Do Staffies need to wear muzzles? Well, that’s up to the law, so let’s look at it.
It’s been over thirty years since the government introduced breed-specific legislation in the UK. During this period, hundreds, if not thousands, of dogs have been put to sleep simply because of how they look.
Most people assume that to be a dangerous type of dog, it has to be because of genetics, behaviour, or parentage. The sad truth is that some dogs receive a sentence of death because of their appearance.
NOTE: This page may contain affiliate links, which means Staffy Dog may receive a small commission for anything purchase via these links, at no cost to you. This keeps our tails wagging.
Breed-specific legislation does not adequately safeguard public safety. Year after year, there are more hospital admissions from dog bites, and tragic dog-related deaths have persisted.
Regardless of the ban on some breeds of dogs, there has been a considerable number of dog bites requiring hospital treatment.
The UK’s BSL outlaws the ownership of the Pit Bull Terrier, Japanese Tosa, Dogo Argentino, and Fila Brasileiro breeds of dogs. The breeding of these dogs historically links back to fighting. Anyone who owns these dogs must have them muzzled, leashed, registered and neutered.
The Dangerous Dogs Act of 1991 introduced breed-specific legislation to limit the ownership of specific dog breeds thought to be dangerous to humans.
Note the Staffordshire Bull Terrier is not on this list of breeds the government finds dangerous.
Should the police suspect a dog is one of the banned breeds, by looks, they have to follow the law. The dogs are then assessed over weeks, sometimes months, where it’s determined if they are a banned type or not. Some dogs are released back into the care of their owners, while others are euthanised.
Of the ones released back into their owners’ care, some are forced to wear muzzles for the rest of their lives.
Does a Staffy Have to Wear a Muzzle?
There is currently no legal requirement to muzzle your Staffy in the UK. However, as we discussed earlier, a list of breeds wholly prohibited in the UK has been created.
Staffy Muzzle Law UK
And there is an exception to the no muzzle requirement.
Since the Dangerous Dogs (Amendment) Act of 1997, owners informed that their dog falls under one of the dangerous dog categories, or looks like one of the dangerous dogs, may request an exemption order from the court. This means that dogs who appear illegal can undergo a behavioural evaluation. If they pass, it will show that they pose no threat to society.
The Dangerous Dogs Exemption Scheme (England and Wales) Order 2015 permits police to return dogs to their owners during the assessment period while they wait for a court date.
Dogs granted an exemption must always be leashed and muzzled in public.
Staffy Muzzle Laws USA
There are states and provinces in the US that have breed-specific legislation.

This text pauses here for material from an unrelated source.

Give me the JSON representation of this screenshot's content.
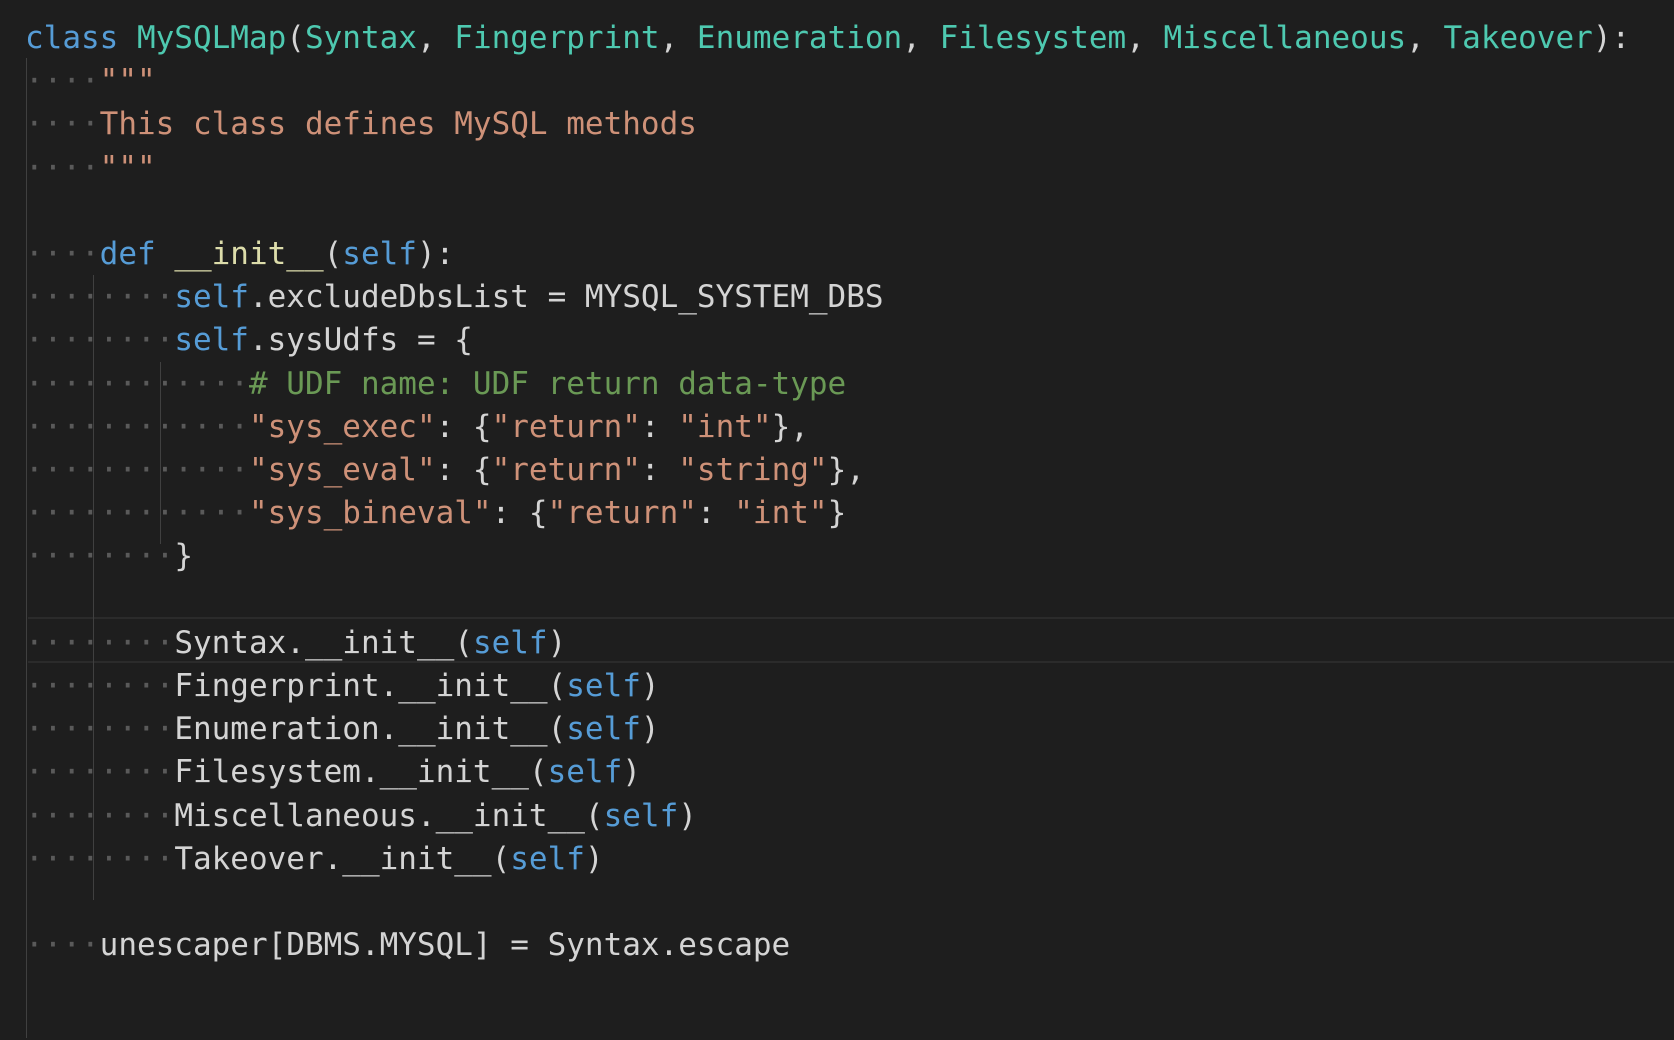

If your dog breed comes under this legislation, they are considered dangerous and must wear a muzzle and be on a lead in public. Fortunately, the Staffy does not come under the dangerous dog legislation.
Staffy Muzzle Law Australia
When out in public, a dangerous, menacing dog or of a restricted breed must always wear an appropriate dog muzzle and leash. This requirement is there to ensure that an adult can effectively control the dog and that it cannot successfully attack and hurt people in public.
Restricted dogs in Australia include:
- Pit Bull Terriers
- Japanese Tosas
- Dogo Argentino
- Filo Brasileiro
- Perro de Presa Canario
Any other breed prohibited by the Customs Act.
There’s no law that specifically mentions the Staffordshire Bull Terrier.
What Dogs Have to Be Muzzled in Public
Any dog breed or crossbreed of the dogs referred to in the Dangerous Dogs Act. Your dog’s appearance, not its breed or name, determines whether it belongs to a prohibited breed.
When Should a Staffy Wear a Muzzle?
There are occasions when you might put a muzzle on your Staffy, such as:
- During an emergency
- If there has been a history of biting or even a risk of biting
- A chance of biting if your Staffy feels threatened
- During a grooming session by someone unfamiliar to your Staffy
- A visit to the vet if your Staffy is nervous